On the other hand, you’re very, very busy. And stressed. So much so that not much gives you pause. You don’t even really stop to think much at all.
But this week, the community’s generosity has penetrated my holiday stress.
First, I got an email from Kathy Olson, the social work supervisor for Stafford County schools. Olson is the homelessness liason for the county, and in part of her email, she told me that a story I’d written a month ago had inspired a great response. I wrote about the new American Girl doll who was homeless. And I included ways people could help the area’s homeless men, women and children. One idea was to bring crock pots to Olson. Her case managers would give them to families living in motels, so they could cook. The day after the story ran, people dropped off 15 crock pots. Think of all those families who will now have a home-cooked meal, even though they’re living in a motel room.
Then, Monday morning, an email went out to the Rappahannock United Way’s listserve. It was already late in the season, and 35 seniors still didn’t have anyone bringing them presents. The email went out, and the United Way also posted the need as its Facebook status. By Wednesday morning, every senior had been adopted.

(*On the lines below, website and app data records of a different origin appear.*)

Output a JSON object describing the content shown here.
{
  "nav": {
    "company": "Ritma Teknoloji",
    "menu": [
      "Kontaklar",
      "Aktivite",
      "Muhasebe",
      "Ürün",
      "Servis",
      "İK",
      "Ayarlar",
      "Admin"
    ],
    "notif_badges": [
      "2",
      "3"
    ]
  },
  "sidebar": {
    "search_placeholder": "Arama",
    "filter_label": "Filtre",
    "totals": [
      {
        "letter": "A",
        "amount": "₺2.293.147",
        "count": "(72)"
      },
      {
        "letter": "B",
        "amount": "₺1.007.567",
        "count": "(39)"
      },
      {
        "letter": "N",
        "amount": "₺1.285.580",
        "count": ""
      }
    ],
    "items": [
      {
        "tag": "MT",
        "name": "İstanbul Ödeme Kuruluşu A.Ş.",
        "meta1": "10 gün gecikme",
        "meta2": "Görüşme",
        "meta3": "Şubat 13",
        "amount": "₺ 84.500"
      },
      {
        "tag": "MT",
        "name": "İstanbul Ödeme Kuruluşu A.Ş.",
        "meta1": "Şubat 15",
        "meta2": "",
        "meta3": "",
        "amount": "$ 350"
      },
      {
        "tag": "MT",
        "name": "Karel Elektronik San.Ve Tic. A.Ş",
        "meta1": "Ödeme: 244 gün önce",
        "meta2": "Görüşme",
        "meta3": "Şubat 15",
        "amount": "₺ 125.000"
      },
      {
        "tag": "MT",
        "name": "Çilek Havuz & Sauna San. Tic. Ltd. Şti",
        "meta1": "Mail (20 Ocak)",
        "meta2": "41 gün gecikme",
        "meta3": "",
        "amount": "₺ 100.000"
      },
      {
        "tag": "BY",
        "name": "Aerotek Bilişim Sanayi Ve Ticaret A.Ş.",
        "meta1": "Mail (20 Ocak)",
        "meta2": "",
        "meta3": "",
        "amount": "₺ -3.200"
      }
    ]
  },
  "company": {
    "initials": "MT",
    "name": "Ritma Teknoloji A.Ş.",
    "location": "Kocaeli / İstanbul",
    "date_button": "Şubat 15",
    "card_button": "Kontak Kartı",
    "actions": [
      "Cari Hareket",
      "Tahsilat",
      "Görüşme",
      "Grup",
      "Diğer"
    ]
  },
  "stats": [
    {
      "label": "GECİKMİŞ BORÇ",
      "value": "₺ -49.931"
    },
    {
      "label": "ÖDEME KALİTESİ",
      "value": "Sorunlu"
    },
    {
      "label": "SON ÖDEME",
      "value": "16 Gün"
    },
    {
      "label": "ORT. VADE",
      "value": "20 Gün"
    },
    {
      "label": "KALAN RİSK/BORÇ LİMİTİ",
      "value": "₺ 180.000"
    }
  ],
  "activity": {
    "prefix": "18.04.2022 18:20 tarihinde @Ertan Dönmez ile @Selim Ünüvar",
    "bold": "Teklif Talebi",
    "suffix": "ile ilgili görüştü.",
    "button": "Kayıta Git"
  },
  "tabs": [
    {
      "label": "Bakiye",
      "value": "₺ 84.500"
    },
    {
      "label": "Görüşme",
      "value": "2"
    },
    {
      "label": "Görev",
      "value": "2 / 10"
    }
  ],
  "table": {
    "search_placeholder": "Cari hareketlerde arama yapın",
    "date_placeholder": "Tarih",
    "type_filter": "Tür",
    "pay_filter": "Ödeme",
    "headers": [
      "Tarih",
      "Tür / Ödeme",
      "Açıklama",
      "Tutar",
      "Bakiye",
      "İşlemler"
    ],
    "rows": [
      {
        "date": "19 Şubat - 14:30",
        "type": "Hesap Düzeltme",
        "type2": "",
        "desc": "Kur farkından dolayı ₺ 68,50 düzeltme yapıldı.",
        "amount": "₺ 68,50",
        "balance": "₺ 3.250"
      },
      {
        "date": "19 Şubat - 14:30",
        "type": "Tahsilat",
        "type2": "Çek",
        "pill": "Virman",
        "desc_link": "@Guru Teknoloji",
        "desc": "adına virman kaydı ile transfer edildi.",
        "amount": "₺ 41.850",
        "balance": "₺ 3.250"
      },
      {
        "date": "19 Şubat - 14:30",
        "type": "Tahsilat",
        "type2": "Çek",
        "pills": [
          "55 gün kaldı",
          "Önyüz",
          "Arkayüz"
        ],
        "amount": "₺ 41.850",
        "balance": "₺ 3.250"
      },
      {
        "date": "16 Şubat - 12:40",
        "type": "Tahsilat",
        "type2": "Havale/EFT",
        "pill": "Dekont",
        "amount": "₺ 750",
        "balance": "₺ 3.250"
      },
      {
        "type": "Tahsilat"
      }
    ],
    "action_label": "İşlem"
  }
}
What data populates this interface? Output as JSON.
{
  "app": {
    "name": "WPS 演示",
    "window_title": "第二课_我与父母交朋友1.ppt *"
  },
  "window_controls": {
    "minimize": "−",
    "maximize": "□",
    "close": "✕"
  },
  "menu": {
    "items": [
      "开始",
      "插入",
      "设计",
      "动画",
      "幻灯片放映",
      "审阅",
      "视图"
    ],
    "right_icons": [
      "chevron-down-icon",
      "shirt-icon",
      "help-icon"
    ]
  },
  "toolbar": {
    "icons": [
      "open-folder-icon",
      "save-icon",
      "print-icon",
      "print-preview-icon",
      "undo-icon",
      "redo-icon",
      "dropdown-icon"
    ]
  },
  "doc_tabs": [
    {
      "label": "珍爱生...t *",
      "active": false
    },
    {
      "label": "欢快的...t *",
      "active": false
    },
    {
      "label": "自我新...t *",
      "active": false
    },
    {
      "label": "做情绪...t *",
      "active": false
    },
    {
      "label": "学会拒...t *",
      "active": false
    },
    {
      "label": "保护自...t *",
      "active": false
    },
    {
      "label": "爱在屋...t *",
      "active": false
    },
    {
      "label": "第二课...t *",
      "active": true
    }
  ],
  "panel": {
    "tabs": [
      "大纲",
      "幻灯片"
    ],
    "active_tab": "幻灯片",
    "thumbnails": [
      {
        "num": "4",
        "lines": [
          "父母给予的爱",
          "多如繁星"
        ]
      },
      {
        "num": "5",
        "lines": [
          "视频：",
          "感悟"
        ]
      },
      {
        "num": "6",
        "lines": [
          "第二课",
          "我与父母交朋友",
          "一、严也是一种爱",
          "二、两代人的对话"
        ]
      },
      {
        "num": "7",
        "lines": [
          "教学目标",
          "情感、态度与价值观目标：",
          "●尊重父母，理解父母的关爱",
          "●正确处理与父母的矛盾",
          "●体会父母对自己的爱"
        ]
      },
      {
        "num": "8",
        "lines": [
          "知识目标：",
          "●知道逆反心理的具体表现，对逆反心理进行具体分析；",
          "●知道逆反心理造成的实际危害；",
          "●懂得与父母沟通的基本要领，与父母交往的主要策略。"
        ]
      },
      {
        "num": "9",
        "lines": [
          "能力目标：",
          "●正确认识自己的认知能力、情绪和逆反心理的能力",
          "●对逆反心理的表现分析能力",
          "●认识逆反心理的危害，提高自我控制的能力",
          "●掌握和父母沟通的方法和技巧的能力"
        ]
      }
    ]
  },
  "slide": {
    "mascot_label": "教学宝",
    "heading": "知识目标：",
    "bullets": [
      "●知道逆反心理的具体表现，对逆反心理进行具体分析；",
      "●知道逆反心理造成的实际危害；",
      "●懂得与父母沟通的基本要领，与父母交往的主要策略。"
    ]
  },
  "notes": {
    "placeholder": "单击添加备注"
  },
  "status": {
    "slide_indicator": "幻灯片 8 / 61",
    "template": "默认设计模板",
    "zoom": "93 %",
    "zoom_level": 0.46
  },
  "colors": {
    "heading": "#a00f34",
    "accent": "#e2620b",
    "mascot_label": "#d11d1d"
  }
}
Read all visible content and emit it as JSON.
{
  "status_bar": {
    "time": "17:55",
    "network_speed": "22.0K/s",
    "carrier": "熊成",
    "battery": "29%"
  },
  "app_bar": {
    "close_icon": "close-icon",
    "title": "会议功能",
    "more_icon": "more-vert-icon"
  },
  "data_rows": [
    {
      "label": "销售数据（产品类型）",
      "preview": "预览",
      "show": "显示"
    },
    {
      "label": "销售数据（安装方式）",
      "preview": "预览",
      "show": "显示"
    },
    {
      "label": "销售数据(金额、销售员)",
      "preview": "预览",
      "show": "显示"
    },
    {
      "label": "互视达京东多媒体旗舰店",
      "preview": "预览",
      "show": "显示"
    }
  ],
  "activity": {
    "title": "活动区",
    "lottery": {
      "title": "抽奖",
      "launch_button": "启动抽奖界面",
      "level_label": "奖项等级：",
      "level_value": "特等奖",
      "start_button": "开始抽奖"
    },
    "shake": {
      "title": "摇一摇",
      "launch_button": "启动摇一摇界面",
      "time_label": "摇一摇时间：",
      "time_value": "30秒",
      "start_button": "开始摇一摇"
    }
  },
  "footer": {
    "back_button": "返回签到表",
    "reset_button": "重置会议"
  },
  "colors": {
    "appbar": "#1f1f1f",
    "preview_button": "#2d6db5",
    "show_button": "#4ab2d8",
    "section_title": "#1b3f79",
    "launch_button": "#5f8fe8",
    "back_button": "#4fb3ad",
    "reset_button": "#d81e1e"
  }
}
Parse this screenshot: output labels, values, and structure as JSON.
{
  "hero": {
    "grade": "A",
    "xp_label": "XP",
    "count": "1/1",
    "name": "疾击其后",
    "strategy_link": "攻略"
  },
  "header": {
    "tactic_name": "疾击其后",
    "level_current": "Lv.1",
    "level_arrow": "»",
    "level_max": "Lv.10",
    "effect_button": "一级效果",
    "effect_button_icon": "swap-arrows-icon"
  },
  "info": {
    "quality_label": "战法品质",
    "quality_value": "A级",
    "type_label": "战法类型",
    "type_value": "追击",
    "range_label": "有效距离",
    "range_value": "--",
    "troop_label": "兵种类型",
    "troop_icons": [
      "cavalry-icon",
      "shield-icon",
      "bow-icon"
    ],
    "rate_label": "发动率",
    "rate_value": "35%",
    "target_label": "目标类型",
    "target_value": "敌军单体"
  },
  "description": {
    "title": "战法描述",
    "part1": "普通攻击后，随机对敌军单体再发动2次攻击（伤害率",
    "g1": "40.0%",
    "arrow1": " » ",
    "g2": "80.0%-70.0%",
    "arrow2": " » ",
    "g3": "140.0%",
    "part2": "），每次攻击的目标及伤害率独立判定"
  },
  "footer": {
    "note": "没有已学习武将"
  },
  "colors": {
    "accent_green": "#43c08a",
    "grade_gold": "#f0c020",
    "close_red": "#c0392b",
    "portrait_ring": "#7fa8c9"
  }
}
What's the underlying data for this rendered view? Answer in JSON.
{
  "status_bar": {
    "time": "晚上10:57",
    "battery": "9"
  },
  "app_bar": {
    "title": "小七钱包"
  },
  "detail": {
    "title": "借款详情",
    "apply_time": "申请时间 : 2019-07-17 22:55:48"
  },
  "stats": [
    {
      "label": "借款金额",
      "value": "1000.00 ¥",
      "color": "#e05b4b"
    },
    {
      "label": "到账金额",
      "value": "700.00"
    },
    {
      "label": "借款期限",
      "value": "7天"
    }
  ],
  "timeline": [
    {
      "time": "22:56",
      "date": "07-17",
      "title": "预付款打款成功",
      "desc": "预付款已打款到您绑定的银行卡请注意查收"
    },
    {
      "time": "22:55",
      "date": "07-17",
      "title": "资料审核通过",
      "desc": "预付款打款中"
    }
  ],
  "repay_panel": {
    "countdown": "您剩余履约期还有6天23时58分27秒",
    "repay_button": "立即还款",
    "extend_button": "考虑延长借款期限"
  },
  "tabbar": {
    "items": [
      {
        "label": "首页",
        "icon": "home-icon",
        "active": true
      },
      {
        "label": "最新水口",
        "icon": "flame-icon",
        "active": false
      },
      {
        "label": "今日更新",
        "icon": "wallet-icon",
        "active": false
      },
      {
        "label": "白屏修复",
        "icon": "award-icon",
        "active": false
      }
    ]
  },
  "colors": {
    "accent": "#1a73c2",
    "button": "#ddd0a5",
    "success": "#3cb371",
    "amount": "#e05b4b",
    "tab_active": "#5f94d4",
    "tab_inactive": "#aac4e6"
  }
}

And then, there are the holiday wishes. We’ve started the series, which follows area families and residents with some unique needs this season. I wasn’t sure what response the series would get. As a social services reporter, I’ve seen firsthand how people sometimes would rather judge situations than lend a hand. So far, five of the stories have run. And the response has been remarkable. People have offered cars, presents, home-cooked holiday meals, jobs, dress-up clothes for little girls.
Most of the calls start off with, "I don’t have much to give, but I’d like to…"
And so I know that most of you are just like me: Your families are struggling with a smaller income and rising expenses. Your own Christmases will be a little bit smaller than usual. And your own children are learning that wish lists are not always fulfilled. It would be so easy to be a little less generous this year. To hold tighter to those purse strings. But you haven’t.
And so again: Wow.
And thank you.